As I wait there are still things I can do to prepare for the change that I know lies ahead. I have recently added solar panels to my home and ensured I will have the capacity and space to charge two electric vehicles in my garage overnight. I have also started to invest in home automation to get on-board with that part of the IoT in preparation for connecting my next car. As a company Red Pill Now is already starting to give thought to policies that might apply to smart cars, especially incentive it can offer employees to make themselves more productive when they are driving to/from work or on work-related trips. Each month I commute from Irvine to Atlanta, a six hour commute each way thanks to Delta.
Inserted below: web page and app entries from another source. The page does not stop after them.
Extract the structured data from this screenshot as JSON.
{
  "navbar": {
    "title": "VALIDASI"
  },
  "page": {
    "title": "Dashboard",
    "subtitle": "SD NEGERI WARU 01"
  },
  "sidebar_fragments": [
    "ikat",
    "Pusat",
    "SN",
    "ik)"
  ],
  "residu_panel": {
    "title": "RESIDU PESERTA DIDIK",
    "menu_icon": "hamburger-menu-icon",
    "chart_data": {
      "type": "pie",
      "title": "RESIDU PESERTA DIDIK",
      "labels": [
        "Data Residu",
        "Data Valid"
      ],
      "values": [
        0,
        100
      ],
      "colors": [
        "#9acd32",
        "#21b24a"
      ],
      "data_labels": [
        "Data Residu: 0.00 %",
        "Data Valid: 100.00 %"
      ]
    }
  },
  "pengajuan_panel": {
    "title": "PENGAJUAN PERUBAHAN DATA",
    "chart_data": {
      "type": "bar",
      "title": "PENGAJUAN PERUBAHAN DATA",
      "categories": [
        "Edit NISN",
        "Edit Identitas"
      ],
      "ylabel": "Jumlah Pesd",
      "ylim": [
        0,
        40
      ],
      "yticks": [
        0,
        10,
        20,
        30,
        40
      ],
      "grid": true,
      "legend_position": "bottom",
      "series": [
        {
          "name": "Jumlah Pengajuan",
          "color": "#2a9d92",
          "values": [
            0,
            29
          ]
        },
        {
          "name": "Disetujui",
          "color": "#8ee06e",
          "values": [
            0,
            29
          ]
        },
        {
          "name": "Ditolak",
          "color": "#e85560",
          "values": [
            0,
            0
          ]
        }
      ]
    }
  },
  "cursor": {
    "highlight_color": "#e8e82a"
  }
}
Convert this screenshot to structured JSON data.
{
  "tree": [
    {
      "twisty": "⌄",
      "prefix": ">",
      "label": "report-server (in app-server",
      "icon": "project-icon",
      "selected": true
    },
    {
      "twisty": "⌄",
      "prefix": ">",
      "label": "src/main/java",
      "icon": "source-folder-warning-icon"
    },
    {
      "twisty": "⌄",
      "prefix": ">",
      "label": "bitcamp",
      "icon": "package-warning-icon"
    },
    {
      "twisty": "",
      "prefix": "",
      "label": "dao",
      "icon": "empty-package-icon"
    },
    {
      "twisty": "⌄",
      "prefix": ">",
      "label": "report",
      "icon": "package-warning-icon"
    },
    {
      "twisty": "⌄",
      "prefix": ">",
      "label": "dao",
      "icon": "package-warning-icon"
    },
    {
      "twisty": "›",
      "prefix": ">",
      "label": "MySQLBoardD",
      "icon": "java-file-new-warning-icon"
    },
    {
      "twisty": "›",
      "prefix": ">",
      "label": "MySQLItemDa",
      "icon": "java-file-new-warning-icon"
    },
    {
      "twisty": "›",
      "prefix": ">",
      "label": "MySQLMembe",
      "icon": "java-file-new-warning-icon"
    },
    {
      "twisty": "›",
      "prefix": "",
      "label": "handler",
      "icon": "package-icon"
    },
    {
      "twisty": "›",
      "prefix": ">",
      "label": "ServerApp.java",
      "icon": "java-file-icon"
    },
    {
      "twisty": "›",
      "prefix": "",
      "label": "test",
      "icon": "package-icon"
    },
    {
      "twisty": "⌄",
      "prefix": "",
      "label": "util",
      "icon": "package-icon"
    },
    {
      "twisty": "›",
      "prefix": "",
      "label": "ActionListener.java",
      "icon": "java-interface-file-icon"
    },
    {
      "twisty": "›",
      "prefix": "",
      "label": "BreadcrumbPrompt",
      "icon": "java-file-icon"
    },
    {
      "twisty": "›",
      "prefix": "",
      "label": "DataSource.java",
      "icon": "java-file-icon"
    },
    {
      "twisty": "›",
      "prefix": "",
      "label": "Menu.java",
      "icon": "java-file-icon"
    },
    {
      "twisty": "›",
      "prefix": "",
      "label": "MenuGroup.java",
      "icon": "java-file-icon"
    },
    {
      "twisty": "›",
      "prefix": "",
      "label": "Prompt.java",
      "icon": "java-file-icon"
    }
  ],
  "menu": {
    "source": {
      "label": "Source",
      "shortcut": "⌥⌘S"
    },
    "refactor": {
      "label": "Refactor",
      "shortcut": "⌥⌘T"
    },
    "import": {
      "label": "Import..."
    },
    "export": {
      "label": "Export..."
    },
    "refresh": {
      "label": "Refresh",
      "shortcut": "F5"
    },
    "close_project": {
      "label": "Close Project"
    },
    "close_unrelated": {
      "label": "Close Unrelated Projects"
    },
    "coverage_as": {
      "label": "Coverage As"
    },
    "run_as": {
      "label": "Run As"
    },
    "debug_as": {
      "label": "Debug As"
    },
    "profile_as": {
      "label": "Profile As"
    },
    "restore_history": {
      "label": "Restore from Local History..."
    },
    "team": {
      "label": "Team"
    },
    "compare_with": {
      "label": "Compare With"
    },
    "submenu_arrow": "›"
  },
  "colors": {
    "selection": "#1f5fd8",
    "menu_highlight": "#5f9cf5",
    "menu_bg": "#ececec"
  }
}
I suspect travel on a plane will not be that much different to travel of a self-drive car and so some of the same approaches I am learning to getting work done on trips like this will also apply.
Note: Preparation is important, but it is almost impossible to prepare well in the absence of a strategy.
You knew I was going to get here eventually, right? Yes, the yellow 1989 Lotus that many of us still own and remain quite passionate about is more likely to be Lotus Notes than a Lotus Excel (thanks Dan). Yes, I know its name has been officially changed to IBM Notes, but all of my customers still refer to it as Lotus Notes and so I will too. Lotus Notes is an application development platform that empowered businesses to develop around 20 million applications that automated (often for the first time) a wide array of important (and not so important) business processes. IBM Notes (at least according to IBM) is an “e-mail client”.
There are a lot of similarities between the 1989 Lotus car and Lotus Notes besides their age. Lotus Notes still does the same things now as it did back in 1989, 1999, and 2009. Its just that (especially) over the past 10 years we have seen a lot of changes in application development that are not being applied to Lotus Notes. Not the least of which is the death of thick clients in favor of Web browsers. A new coat of paint or even the addition of an MP3 player in place of that 8-track tape deck is simply not going to be enough. So we have tough choices to make. Keep the old gas-guzzler and hope that it becomes a classic one day or look for something new that the gold-club valet will proudly park at the front for me. i.e. Something that you as a developer, development manager, or CIO would be proud to deliver as solutions to your customers.
In Lessons Learned Replacing Lotus: Part 3 I will outline some of the key questions, strategies, and tactics that should be considered when planning your next steps. These will be based upon my experiences as a developer, development manager, and CEO associated with Lotus Notes over the past 25 years and not so much on my experience as a Lotus car enthusiast.
Lessons Learned Replacing Lotus: Part 2 (The other car)